*Problem:*
Everything in the entries except the pictures should be repeated exactly.

-- Input for this task follows --

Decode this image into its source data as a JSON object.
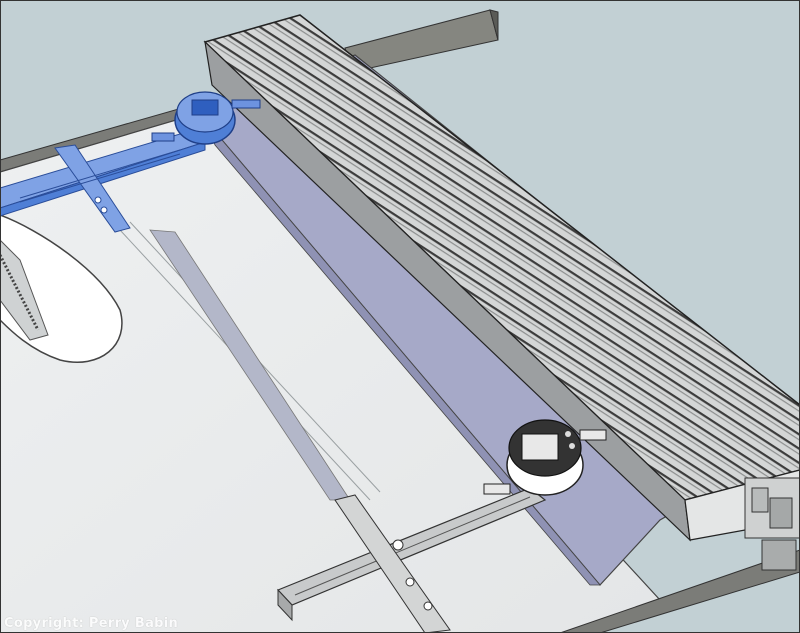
{
  "watermark": "Copyright: Perry Babin",
  "colors": {
    "background": "#c2d0d4",
    "table_top": "#e9ebec",
    "rail": "#7b7c78",
    "fence_face": "#a6a9c8",
    "extrusion": "#d4d6d6",
    "dial_gauge_blue": "#4f7fd6",
    "sled": "#c8cacb"
  }
}
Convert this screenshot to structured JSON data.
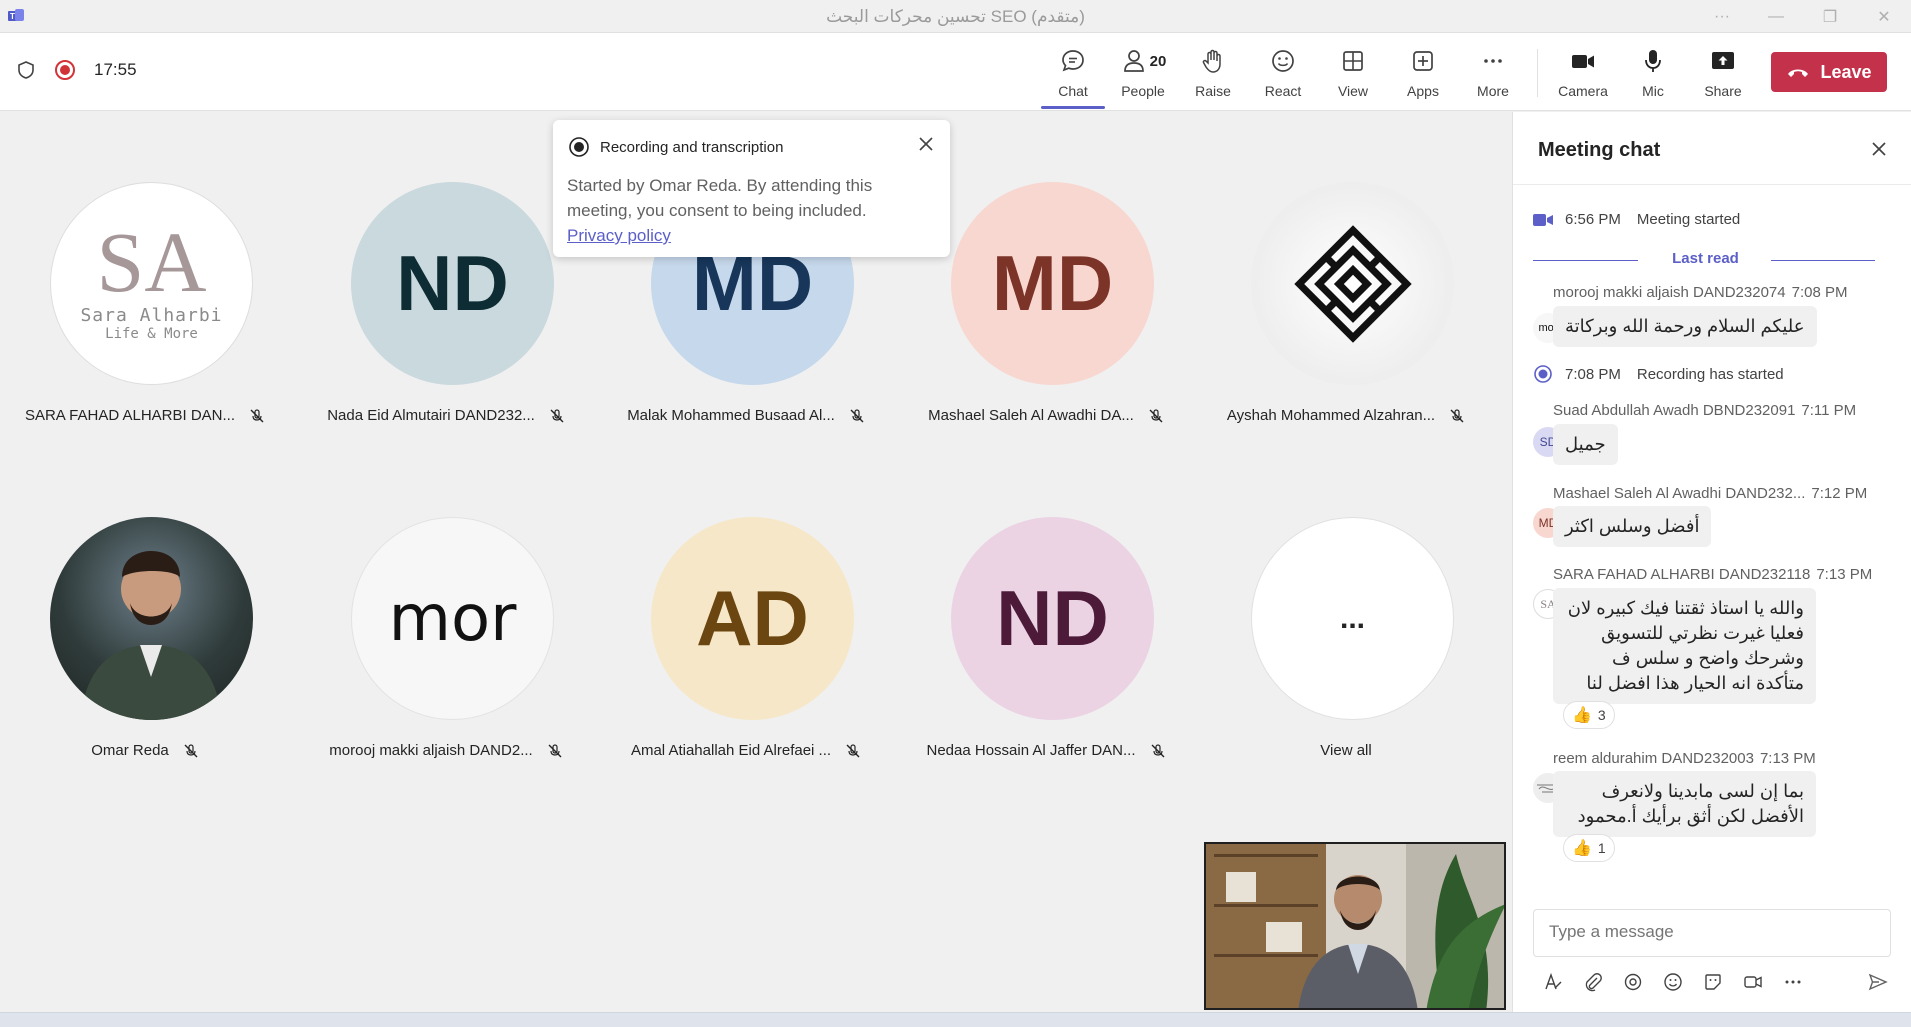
{
  "window": {
    "title": "تحسين محركات البحث SEO (متقدم)"
  },
  "toolbar": {
    "timer": "17:55",
    "chat_label": "Chat",
    "people_label": "People",
    "people_count": "20",
    "raise_label": "Raise",
    "react_label": "React",
    "view_label": "View",
    "apps_label": "Apps",
    "more_label": "More",
    "camera_label": "Camera",
    "mic_label": "Mic",
    "share_label": "Share",
    "leave_label": "Leave"
  },
  "popup": {
    "title": "Recording and transcription",
    "body": "Started by Omar Reda. By attending this meeting, you consent to being included.",
    "link": "Privacy policy"
  },
  "participants": [
    {
      "name": "SARA FAHAD ALHARBI DAN...",
      "avatar_text": "SA",
      "logo_text": "Sara Alharbi",
      "logo_sub": "Life & More"
    },
    {
      "name": "Nada Eid Almutairi DAND232...",
      "avatar_text": "ND"
    },
    {
      "name": "Malak Mohammed Busaad Al...",
      "avatar_text": "MD"
    },
    {
      "name": "Mashael Saleh Al Awadhi DA...",
      "avatar_text": "MD"
    },
    {
      "name": "Ayshah Mohammed Alzahran...",
      "avatar_text": ""
    },
    {
      "name": "Omar Reda",
      "avatar_text": ""
    },
    {
      "name": "morooj makki aljaish DAND2...",
      "avatar_text": "mor"
    },
    {
      "name": "Amal Atiahallah Eid Alrefaei ...",
      "avatar_text": "AD"
    },
    {
      "name": "Nedaa Hossain Al Jaffer DAN...",
      "avatar_text": "ND"
    },
    {
      "name": "View all",
      "avatar_text": "..."
    }
  ],
  "chat": {
    "title": "Meeting chat",
    "meeting_started_time": "6:56 PM",
    "meeting_started_text": "Meeting started",
    "last_read": "Last read",
    "recording_time": "7:08 PM",
    "recording_text": "Recording has started",
    "compose_placeholder": "Type a message",
    "messages": [
      {
        "sender": "morooj makki aljaish DAND232074",
        "time": "7:08 PM",
        "avatar": "mor",
        "text": "عليكم السلام ورحمة الله وبركاتة"
      },
      {
        "sender": "Suad Abdullah Awadh DBND232091",
        "time": "7:11 PM",
        "avatar": "SD",
        "text": "جميل"
      },
      {
        "sender": "Mashael Saleh Al Awadhi DAND232...",
        "time": "7:12 PM",
        "avatar": "MD",
        "text": "أفضل وسلس اكثر"
      },
      {
        "sender": "SARA FAHAD ALHARBI DAND232118",
        "time": "7:13 PM",
        "avatar": "SA",
        "text": "والله يا استاذ ثقتنا فيك كبيره لان فعليا غيرت نظرتي للتسويق وشرحك واضح و سلس ف متأكدة انه الحيار هذا افضل لنا",
        "reaction_count": "3"
      },
      {
        "sender": "reem aldurahim DAND232003",
        "time": "7:13 PM",
        "avatar": "",
        "text": "بما إن لسى مابدينا ولانعرف الأفضل لكن  أثق برأيك أ.محمود",
        "reaction_count": "1"
      }
    ]
  },
  "colors": {
    "accent": "#5b5fc7",
    "leave": "#c4314b",
    "record": "#d13438"
  }
}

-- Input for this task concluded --

*Solved problem:*
Decode this image into its source data as a JSON object.
{
  "watermark": "Copyright: Perry Babin",
  "colors": {
    "background": "#c2d0d4",
    "table_top": "#e9ebec",
    "rail": "#7b7c78",
    "fence_face": "#a6a9c8",
    "extrusion": "#d4d6d6",
    "dial_gauge_blue": "#4f7fd6",
    "sled": "#c8cacb"
  }
}
Convert this screenshot to structured JSON data.
{
  "window": {
    "title": "تحسين محركات البحث SEO (متقدم)"
  },
  "toolbar": {
    "timer": "17:55",
    "chat_label": "Chat",
    "people_label": "People",
    "people_count": "20",
    "raise_label": "Raise",
    "react_label": "React",
    "view_label": "View",
    "apps_label": "Apps",
    "more_label": "More",
    "camera_label": "Camera",
    "mic_label": "Mic",
    "share_label": "Share",
    "leave_label": "Leave"
  },
  "popup": {
    "title": "Recording and transcription",
    "body": "Started by Omar Reda. By attending this meeting, you consent to being included.",
    "link": "Privacy policy"
  },
  "participants": [
    {
      "name": "SARA FAHAD ALHARBI DAN...",
      "avatar_text": "SA",
      "logo_text": "Sara Alharbi",
      "logo_sub": "Life & More"
    },
    {
      "name": "Nada Eid Almutairi DAND232...",
      "avatar_text": "ND"
    },
    {
      "name": "Malak Mohammed Busaad Al...",
      "avatar_text": "MD"
    },
    {
      "name": "Mashael Saleh Al Awadhi DA...",
      "avatar_text": "MD"
    },
    {
      "name": "Ayshah Mohammed Alzahran...",
      "avatar_text": ""
    },
    {
      "name": "Omar Reda",
      "avatar_text": ""
    },
    {
      "name": "morooj makki aljaish DAND2...",
      "avatar_text": "mor"
    },
    {
      "name": "Amal Atiahallah Eid Alrefaei ...",
      "avatar_text": "AD"
    },
    {
      "name": "Nedaa Hossain Al Jaffer DAN...",
      "avatar_text": "ND"
    },
    {
      "name": "View all",
      "avatar_text": "..."
    }
  ],
  "chat": {
    "title": "Meeting chat",
    "meeting_started_time": "6:56 PM",
    "meeting_started_text": "Meeting started",
    "last_read": "Last read",
    "recording_time": "7:08 PM",
    "recording_text": "Recording has started",
    "compose_placeholder": "Type a message",
    "messages": [
      {
        "sender": "morooj makki aljaish DAND232074",
        "time": "7:08 PM",
        "avatar": "mor",
        "text": "عليكم السلام ورحمة الله وبركاتة"
      },
      {
        "sender": "Suad Abdullah Awadh DBND232091",
        "time": "7:11 PM",
        "avatar": "SD",
        "text": "جميل"
      },
      {
        "sender": "Mashael Saleh Al Awadhi DAND232...",
        "time": "7:12 PM",
        "avatar": "MD",
        "text": "أفضل وسلس اكثر"
      },
      {
        "sender": "SARA FAHAD ALHARBI DAND232118",
        "time": "7:13 PM",
        "avatar": "SA",
        "text": "والله يا استاذ ثقتنا فيك كبيره لان فعليا غيرت نظرتي للتسويق وشرحك واضح و سلس ف متأكدة انه الحيار هذا افضل لنا",
        "reaction_count": "3"
      },
      {
        "sender": "reem aldurahim DAND232003",
        "time": "7:13 PM",
        "avatar": "",
        "text": "بما إن لسى مابدينا ولانعرف الأفضل لكن  أثق برأيك أ.محمود",
        "reaction_count": "1"
      }
    ]
  },
  "colors": {
    "accent": "#5b5fc7",
    "leave": "#c4314b",
    "record": "#d13438"
  }
}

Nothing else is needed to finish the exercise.